● **Assigned task**: Would you copy all lines in the data that contain the word "true"?

● **Supplied data**:
• • • •

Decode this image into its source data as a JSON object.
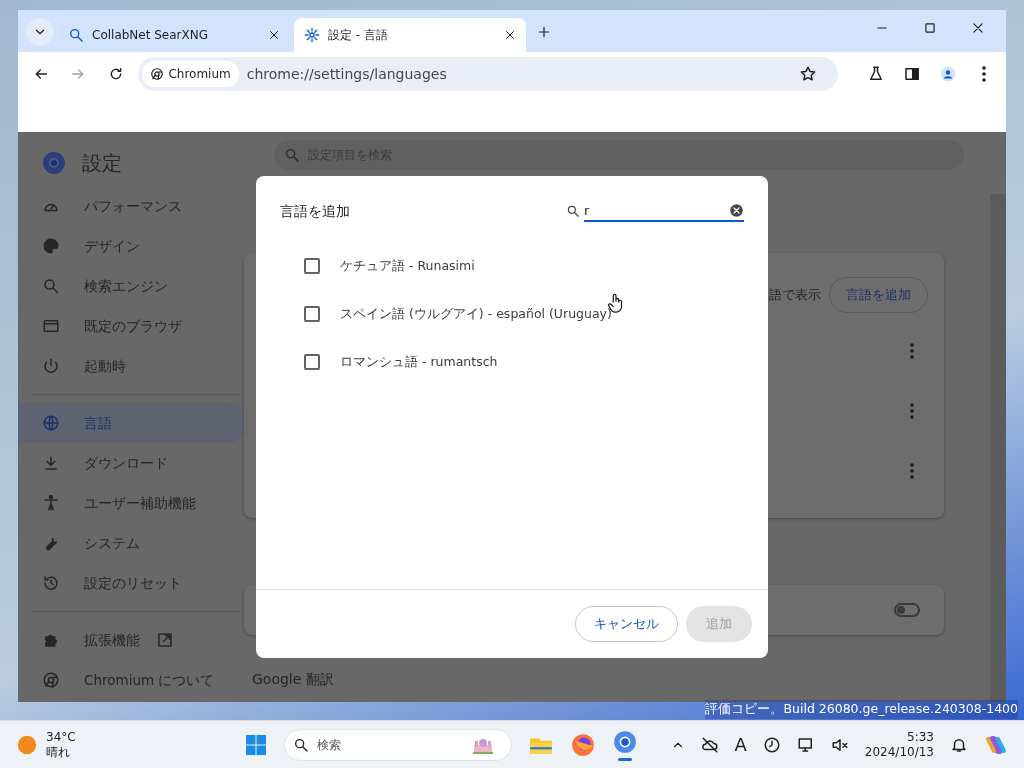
{
  "tabs": [
    {
      "title": "CollabNet SearXNG",
      "selected": false
    },
    {
      "title": "設定 - 言語",
      "selected": true
    }
  ],
  "toolbar": {
    "site_chip": "Chromium",
    "url": "chrome://settings/languages"
  },
  "settings": {
    "title": "設定",
    "search_placeholder": "設定項目を検索",
    "sidebar": [
      {
        "items": [
          {
            "label": "パフォーマンス",
            "selected": false
          },
          {
            "label": "デザイン",
            "selected": false
          },
          {
            "label": "検索エンジン",
            "selected": false
          },
          {
            "label": "既定のブラウザ",
            "selected": false
          },
          {
            "label": "起動時",
            "selected": false
          }
        ]
      },
      {
        "items": [
          {
            "label": "言語",
            "selected": true
          },
          {
            "label": "ダウンロード",
            "selected": false
          },
          {
            "label": "ユーザー補助機能",
            "selected": false
          },
          {
            "label": "システム",
            "selected": false
          },
          {
            "label": "設定のリセット",
            "selected": false
          }
        ]
      },
      {
        "items": [
          {
            "label": "拡張機能",
            "selected": false,
            "external": true
          },
          {
            "label": "Chromium について",
            "selected": false,
            "external": false
          }
        ]
      }
    ],
    "card_text": "語で表示",
    "add_language_button": "言語を追加",
    "toggle_on": false,
    "translate_heading": "Google 翻訳"
  },
  "dialog": {
    "title": "言語を追加",
    "search_value": "r",
    "languages": [
      {
        "label": "ケチュア語 - Runasimi",
        "checked": false
      },
      {
        "label": "スペイン語 (ウルグアイ) - español (Uruguay)",
        "checked": false
      },
      {
        "label": "ロマンシュ語 - rumantsch",
        "checked": false
      }
    ],
    "cancel_button": "キャンセル",
    "add_button": {
      "label": "追加",
      "disabled": true
    }
  },
  "desktop": {
    "watermark": "評価コピー。Build 26080.ge_release.240308-1400"
  },
  "taskbar": {
    "temperature": "34°C",
    "weather": "晴れ",
    "search_placeholder": "検索",
    "ime": "A",
    "time": "5:33",
    "date": "2024/10/13"
  }
}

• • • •

● **Exercise answer**:
      "selected": true
            "selected": true
            "external": true
      "disabled": true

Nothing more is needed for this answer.